● **Exercise requirements**: Out of the data below, copy every line with the string "desc".

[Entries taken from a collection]
○ ○ ○ ○ ○ ○ ○

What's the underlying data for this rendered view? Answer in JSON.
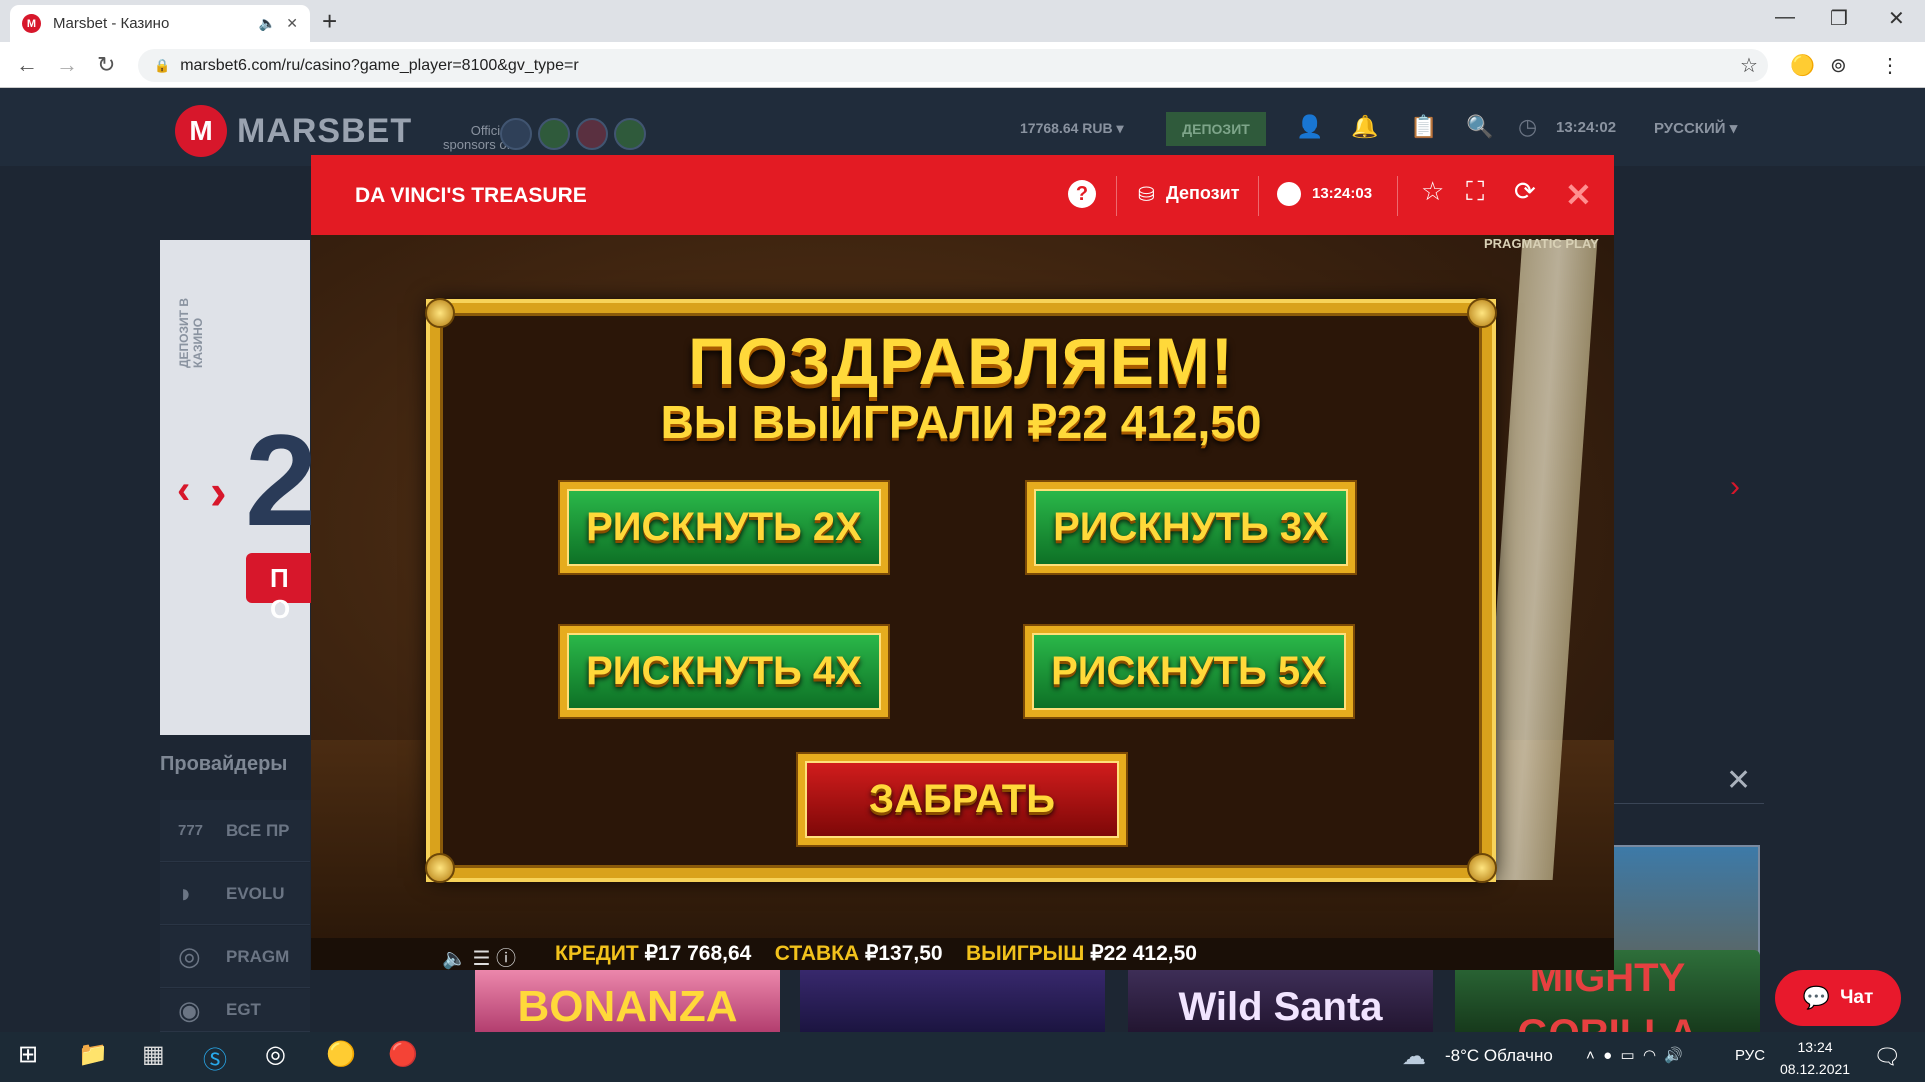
{
  "browser": {
    "tab_title": "Marsbet - Казино",
    "favicon_letter": "M",
    "new_tab": "+",
    "url": "marsbet6.com/ru/casino?game_player=8100&gv_type=r",
    "minimize": "—",
    "maximize": "❐",
    "close": "✕"
  },
  "site": {
    "logo_letter": "M",
    "logo_text": "MARSBET",
    "sponsor_line1": "Official",
    "sponsor_line2": "sponsors of",
    "balance": "17768.64 RUB",
    "deposit_button": "ДЕПОЗИТ",
    "time": "13:24:02",
    "language": "РУССКИЙ",
    "banner_vertical_text": "ДЕПОЗИТ В КАЗИНО",
    "banner_big": "2",
    "banner_button": "П О",
    "providers_title": "Провайдеры",
    "providers": [
      {
        "icon": "777",
        "name": "ВСЕ ПР"
      },
      {
        "icon": "◗",
        "name": "EVOLU"
      },
      {
        "icon": "◎",
        "name": "PRAGM"
      },
      {
        "icon": "◉",
        "name": "EGT"
      }
    ],
    "game_tiles": [
      "BONANZA",
      "",
      "Wild Santa",
      "MIGHTY GORILLA"
    ],
    "chat_button": "Чат"
  },
  "game": {
    "title": "DA VINCI'S TREASURE",
    "help": "?",
    "deposit_label": "Депозит",
    "time": "13:24:03",
    "provider": "PRAGMATIC PLAY",
    "congrats": "ПОЗДРАВЛЯЕМ!",
    "won_text": "ВЫ ВЫИГРАЛИ ₽22 412,50",
    "risk_buttons": [
      "РИСКНУТЬ 2X",
      "РИСКНУТЬ 3X",
      "РИСКНУТЬ 4X",
      "РИСКНУТЬ 5X"
    ],
    "collect_button": "ЗАБРАТЬ",
    "credit_label": "КРЕДИТ",
    "credit_value": "₽17 768,64",
    "bet_label": "СТАВКА",
    "bet_value": "₽137,50",
    "win_label": "ВЫИГРЫШ",
    "win_value": "₽22 412,50"
  },
  "taskbar": {
    "weather": "-8°C  Облачно",
    "lang": "РУС",
    "time": "13:24",
    "date": "08.12.2021"
  },
  "colors": {
    "brand_red": "#e31b23",
    "gold": "#ffd93a",
    "green_button": "#1f9a3a"
  }
}
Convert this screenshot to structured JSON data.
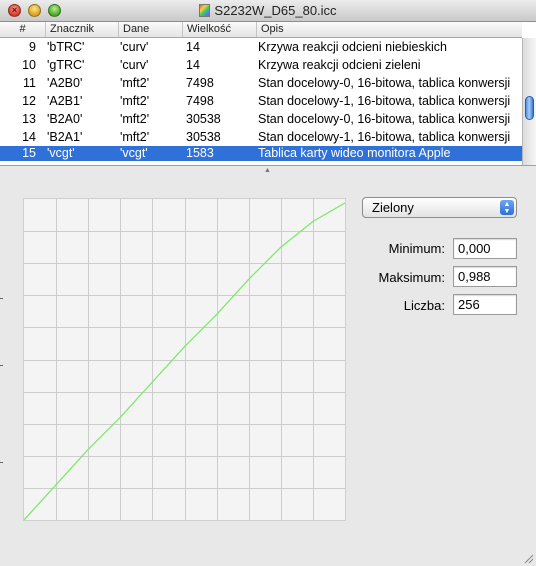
{
  "window": {
    "title": "S2232W_D65_80.icc"
  },
  "table": {
    "headers": [
      "#",
      "Znacznik",
      "Dane",
      "Wielkość",
      "Opis"
    ],
    "rows": [
      {
        "n": "9",
        "tag": "'bTRC'",
        "data": "'curv'",
        "size": "14",
        "desc": "Krzywa reakcji odcieni niebieskich"
      },
      {
        "n": "10",
        "tag": "'gTRC'",
        "data": "'curv'",
        "size": "14",
        "desc": "Krzywa reakcji odcieni zieleni"
      },
      {
        "n": "11",
        "tag": "'A2B0'",
        "data": "'mft2'",
        "size": "7498",
        "desc": "Stan docelowy-0, 16-bitowa, tablica konwersji"
      },
      {
        "n": "12",
        "tag": "'A2B1'",
        "data": "'mft2'",
        "size": "7498",
        "desc": "Stan docelowy-1, 16-bitowa, tablica konwersji"
      },
      {
        "n": "13",
        "tag": "'B2A0'",
        "data": "'mft2'",
        "size": "30538",
        "desc": "Stan docelowy-0, 16-bitowa, tablica konwersji"
      },
      {
        "n": "14",
        "tag": "'B2A1'",
        "data": "'mft2'",
        "size": "30538",
        "desc": "Stan docelowy-1, 16-bitowa, tablica konwersji"
      },
      {
        "n": "15",
        "tag": "'vcgt'",
        "data": "'vcgt'",
        "size": "1583",
        "desc": "Tablica karty wideo monitora Apple"
      }
    ],
    "selected_index": 6
  },
  "channel": {
    "selected": "Zielony"
  },
  "stats": {
    "minimum_label": "Minimum:",
    "minimum_value": "0,000",
    "maximum_label": "Maksimum:",
    "maximum_value": "0,988",
    "count_label": "Liczba:",
    "count_value": "256"
  },
  "colors": {
    "curve": "#7ee86a",
    "selection": "#2f71d8",
    "grid": "#cdcdcd"
  },
  "chart_data": {
    "type": "line",
    "title": "",
    "xlabel": "",
    "ylabel": "",
    "xlim": [
      0,
      1
    ],
    "ylim": [
      0,
      1
    ],
    "grid": true,
    "series": [
      {
        "x": [
          0.0,
          0.1,
          0.2,
          0.3,
          0.4,
          0.5,
          0.6,
          0.7,
          0.8,
          0.9,
          1.0
        ],
        "y": [
          0.0,
          0.11,
          0.22,
          0.32,
          0.43,
          0.54,
          0.64,
          0.75,
          0.85,
          0.93,
          0.988
        ]
      }
    ]
  }
}
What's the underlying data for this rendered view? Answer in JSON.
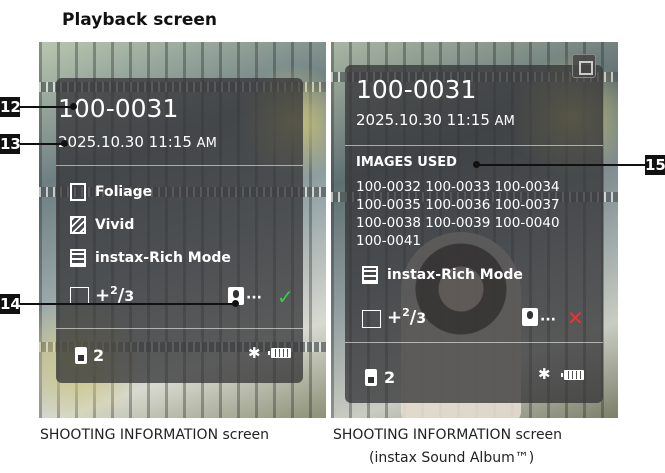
{
  "title": "Playback screen",
  "left_screen": {
    "file_number": "100-0031",
    "date": "2025.10.30  11:15",
    "ampm": "AM",
    "film_type": "Foliage",
    "filter": "Vivid",
    "print_mode": "instax-Rich Mode",
    "exposure_whole": "+",
    "exposure_num": "2",
    "exposure_den": "3",
    "audio_dots": "···",
    "audio_status": "✓",
    "card_count": "2",
    "bluetooth": "✱"
  },
  "right_screen": {
    "file_number": "100-0031",
    "date": "2025.10.30  11:15",
    "ampm": "AM",
    "images_used_label": "IMAGES USED",
    "images_used": [
      "100-0032 100-0033 100-0034",
      "100-0035 100-0036 100-0037",
      "100-0038 100-0039 100-0040",
      "100-0041"
    ],
    "print_mode": "instax-Rich Mode",
    "exposure_whole": "+",
    "exposure_num": "2",
    "exposure_den": "3",
    "audio_dots": "···",
    "audio_status": "✕",
    "card_count": "2",
    "bluetooth": "✱"
  },
  "callouts": {
    "c12": "12",
    "c13": "13",
    "c14": "14",
    "c15": "15"
  },
  "captions": {
    "left": "SHOOTING INFORMATION screen",
    "right_line1": "SHOOTING INFORMATION screen",
    "right_line2": "(instax Sound Album™)"
  },
  "colors": {
    "panel": "#37373a",
    "check": "#2dd14a",
    "cross": "#ff2b2b",
    "callout": "#111111"
  }
}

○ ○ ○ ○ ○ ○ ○

● **Written response**:
        "desc": "Krzywa reakcji odcieni niebieskich"
        "desc": "Krzywa reakcji odcieni zieleni"
        "desc": "Stan docelowy-0, 16-bitowa, tablica konwersji"
        "desc": "Stan docelowy-1, 16-bitowa, tablica konwersji"
        "desc": "Stan docelowy-0, 16-bitowa, tablica konwersji"
        "desc": "Stan docelowy-1, 16-bitowa, tablica konwersji"
        "desc": "Tablica karty wideo monitora Apple"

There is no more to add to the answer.